12 I know that there is nothing better for men than to be happy and do good while they live. (Ecclesiastes 3:12)
By Bro. John L. Cash, “Country Preacher Dad”
Well mamas, it’s time to get your babies ready to start a new year of school. The displays of school supplies made me nostalgic this year, and I began to think of school years long past. I’m going to tell you a story that dates me a bit. When I was in the first grade, and my sister Cathie was in the sixth grade, we attended Buerkle Elementary School in Stuttgart, Arkansas. Back then, money went a lot further than it does now. All you needed was three cents.
For three cents, you could buy a carton of morning milk, either white milk or chocolate. We all drank full-fat whole milk because nobody thought much about their arteries back then. (After all, everyone knew that you needed to eat meat at every meal and that every morning needed to start with bacon, sausage, and fried eggs.)
If you wanted an extra half-pint of milk to drink with your lunch, you could purchase that, too, for only three cents. You gave the coins to your teacher, and, with a pair of rounded-point scissors, she would cut you a tiny slip of paper with the word “MILK” mimeographed on it in purple ink. You gave the tiny ticket (much smaller than a fortune-cookie paper) to the lunchroom lady, and she would put an extra carton of milk on your tray. All this for three cents.
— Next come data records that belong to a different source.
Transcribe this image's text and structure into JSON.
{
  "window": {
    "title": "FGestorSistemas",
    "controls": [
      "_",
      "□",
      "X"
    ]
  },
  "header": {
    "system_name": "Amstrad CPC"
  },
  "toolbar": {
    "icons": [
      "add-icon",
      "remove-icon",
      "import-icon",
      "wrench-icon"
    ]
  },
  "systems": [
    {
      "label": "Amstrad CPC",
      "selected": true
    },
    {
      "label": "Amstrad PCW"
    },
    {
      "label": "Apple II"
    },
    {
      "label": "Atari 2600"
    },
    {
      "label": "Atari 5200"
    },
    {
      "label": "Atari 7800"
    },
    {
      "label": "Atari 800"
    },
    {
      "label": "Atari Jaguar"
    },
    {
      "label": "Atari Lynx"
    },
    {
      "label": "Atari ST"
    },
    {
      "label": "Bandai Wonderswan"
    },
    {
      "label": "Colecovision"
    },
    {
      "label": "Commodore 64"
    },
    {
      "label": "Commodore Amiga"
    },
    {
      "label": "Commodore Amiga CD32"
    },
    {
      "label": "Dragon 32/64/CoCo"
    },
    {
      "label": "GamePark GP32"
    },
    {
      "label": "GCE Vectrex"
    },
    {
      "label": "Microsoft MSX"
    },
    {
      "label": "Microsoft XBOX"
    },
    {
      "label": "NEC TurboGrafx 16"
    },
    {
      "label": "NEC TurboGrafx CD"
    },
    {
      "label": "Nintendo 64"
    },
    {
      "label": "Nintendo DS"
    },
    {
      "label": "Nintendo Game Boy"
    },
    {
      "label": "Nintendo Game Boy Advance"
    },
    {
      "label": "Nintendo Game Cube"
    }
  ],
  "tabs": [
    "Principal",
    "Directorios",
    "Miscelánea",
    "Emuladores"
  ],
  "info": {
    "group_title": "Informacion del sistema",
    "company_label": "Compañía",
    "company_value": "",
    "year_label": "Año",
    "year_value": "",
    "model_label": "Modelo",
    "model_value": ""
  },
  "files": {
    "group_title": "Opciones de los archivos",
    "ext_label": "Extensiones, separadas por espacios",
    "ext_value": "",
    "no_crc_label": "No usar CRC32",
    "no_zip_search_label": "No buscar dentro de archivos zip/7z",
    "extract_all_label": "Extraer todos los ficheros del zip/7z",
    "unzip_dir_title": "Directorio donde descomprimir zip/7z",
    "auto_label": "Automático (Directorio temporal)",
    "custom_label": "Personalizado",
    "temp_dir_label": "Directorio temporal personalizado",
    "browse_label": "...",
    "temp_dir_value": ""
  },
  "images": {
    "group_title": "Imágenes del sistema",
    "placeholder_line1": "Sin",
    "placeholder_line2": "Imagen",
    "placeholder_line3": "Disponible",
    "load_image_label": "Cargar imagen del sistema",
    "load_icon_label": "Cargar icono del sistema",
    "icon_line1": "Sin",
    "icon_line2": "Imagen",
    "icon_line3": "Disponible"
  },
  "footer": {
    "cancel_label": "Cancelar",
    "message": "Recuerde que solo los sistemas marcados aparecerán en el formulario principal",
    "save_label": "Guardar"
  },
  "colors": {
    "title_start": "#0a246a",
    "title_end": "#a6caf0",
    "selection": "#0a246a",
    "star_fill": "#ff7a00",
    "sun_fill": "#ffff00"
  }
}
(It’s surprising to me now that I never heard of a kid counterfeiting a milk ticket. I guess there weren’t Xerox machines back then. Or maybe people were more honest then. Or maybe people didn’t make counterfeits because that would mean owning up to the fact that you didn’t have three cents.)
Another thing that you could buy for three cents was a single crayon. Everybody in my first grade class had an 8-pack of Crayolas. The crayons didn’t all wear down equally. Halloween and Thanksgiving caused a shortage of orange, black, and brown. Christmas and St. Valentine’s Day caused us to run out of red and white—with December being especially hard on the green crayon, too. Back then, when you used up a crayon or broke one, your parents didn’t buy you a whole ‘nother box. Instead, you purchased the one crayon you needed from your teacher – for three cents.
(In my first-grade mind, I couldn’t imagine where the teachers got all these crayons from the supply room. I pictured them opening a new 8-pack to get a single crayon each time, and I couldn’t imagine what they did with all the leftover crayons that weren’t in popular colors. Cathie said that she had been in the supply room one time, and that they had big boxes of each color. I couldn’t even form a mental picture of this. But we agreed that it was a great deal for only three cents.)
So what’s the point of this devotion? It’s probably the fact that I still remember these things after over 40 years. Think about your life. I would bet that the memories that warm your heart with so much joy are memories of small things. The small things are what your children are going to remember, too, so you had better take the time to do them.
In today’s Scripture verse (at the top) King Solomon says that we should spend our lives doing good works that are pleasing to God and in striving to be happy. As we start a new school year, let’s start a new habit by taking the time to do the little things that brighten the days for others.
Dr. John L. Cash is the “Country Preacher Dad” *Sing that title to the tune of “Secret Agent Man” He was raised in Stuttgart, Arkansas, and is beginning his third decade of being a country preacher in the piney woods five miles south of the little town of Hickory, Mississippi. He and his lovely wife, Susan, and his sons, Spencer (age 18) and Seth (age 15) live in the parsonage next door to the Antioch Christian Church (where the Cash boys are always needing a lot more than 3 cents for something at school). You should write him at firstname.lastname@example.org.